When I had my first go at writing this article, I went day by day, analysing the reactions of my friends, people in my course, my family and those familiar faces from around campus whose timetables just seem to magically coincide with yours everyday, as we flock to the student centre for hours-long chit-chats.
I read it back to myself and nearly died from boredom so, in summary, no one noticed until Friday and when they did, nobody particularly cared.
Throughout the week, I learned a lot about my own preconceptions about how we dress ourselves. I felt like people would think I was dirty, hadn’t gone home or couldn’t afford new clothes.
In a capitalist society obsessed with fast fashion, we feel like there’s an expectation to wear different clothes everyday and reinvent our wardrobes, as well as our personal style, on a regular basis as well.
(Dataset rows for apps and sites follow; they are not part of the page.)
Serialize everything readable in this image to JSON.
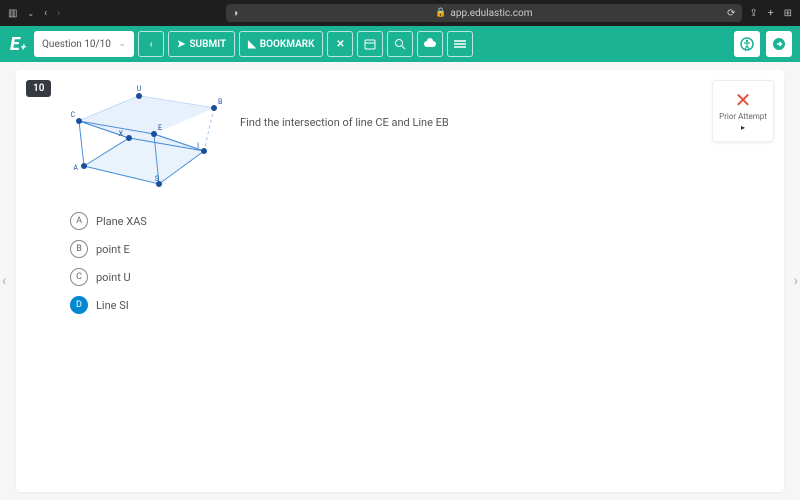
{
  "browser": {
    "url": "app.edulastic.com"
  },
  "toolbar": {
    "question_select": "Question 10/10",
    "submit": "SUBMIT",
    "bookmark": "BOOKMARK"
  },
  "question": {
    "number": "10",
    "prompt": "Find the intersection of line CE and Line EB",
    "diagram_labels": {
      "U": "U",
      "B": "B",
      "C": "C",
      "E": "E",
      "X": "X",
      "I": "I",
      "A": "A",
      "S": "S"
    }
  },
  "choices": [
    {
      "letter": "A",
      "text": "Plane XAS",
      "selected": false
    },
    {
      "letter": "B",
      "text": "point E",
      "selected": false
    },
    {
      "letter": "C",
      "text": "point U",
      "selected": false
    },
    {
      "letter": "D",
      "text": "Line SI",
      "selected": true
    }
  ],
  "prior": {
    "label": "Prior Attempt"
  }
}
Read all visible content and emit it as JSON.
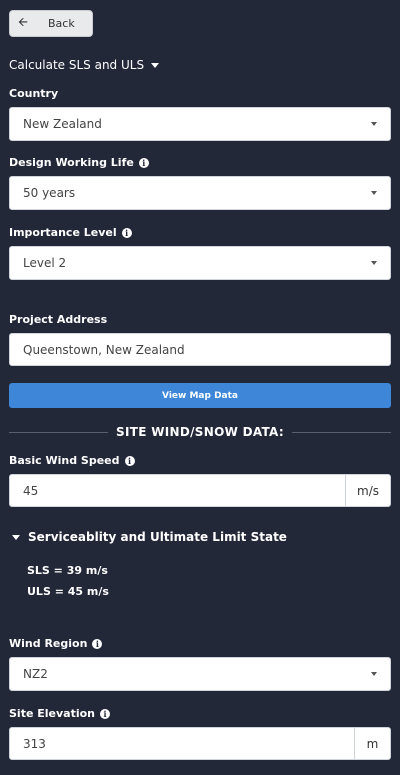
{
  "back": {
    "label": "Back",
    "icon": "arrow-left-icon"
  },
  "calc_dropdown": {
    "label": "Calculate SLS and ULS"
  },
  "country": {
    "label": "Country",
    "value": "New Zealand"
  },
  "design_life": {
    "label": "Design Working Life",
    "value": "50 years"
  },
  "importance": {
    "label": "Importance Level",
    "value": "Level 2"
  },
  "project_address": {
    "label": "Project Address",
    "value": "Queenstown, New Zealand"
  },
  "map_button": {
    "label": "View Map Data"
  },
  "section": {
    "title": "SITE WIND/SNOW DATA:"
  },
  "wind_speed": {
    "label": "Basic Wind Speed",
    "value": "45",
    "unit": "m/s"
  },
  "limit_state": {
    "title": "Serviceablity and Ultimate Limit State",
    "sls": "SLS = 39 m/s",
    "uls": "ULS = 45 m/s"
  },
  "wind_region": {
    "label": "Wind Region",
    "value": "NZ2"
  },
  "site_elevation": {
    "label": "Site Elevation",
    "value": "313",
    "unit": "m"
  },
  "colors": {
    "background": "#232839",
    "accent": "#3d86d8"
  }
}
I realised at the end of the week that these pressures are primarily self-inflicted and having a Zuckerberg-esque personal uniform actually didn’t make my peers see me as a filthy cretin.
Moreover, I thought that the concept of re-wearing outfits is interesting from a sustainability perspective. Sustainability is a massive buzzword in fashion at the moment but, living in a consumption-driven society, we tend to neglect the fact that wearing clothes you already own is the easiest, cheapest way to make your fashion addiction more sustainable.
That being said, it doesn’t need to be taken to the extreme of wearing one outfit per week, but mixing, matching and reworking bits and bobs already hanging around in your room has an overwhelmingly positive effect on your bank balance as well as the planet.
All things said, I wholeheartedly agree with Paul’s claims that no one really pays attention to what other people wear – at least not in a judgmental sense. The only comments I ever received about my outfit for the week were people asking where I got the massive green puffer from – looking to buy one themselves, not mock my shopping habits.
People care about what you wear, just not in the way you think they do.
As for the jacket, that belongs to my friend. Borrowed indefinitely.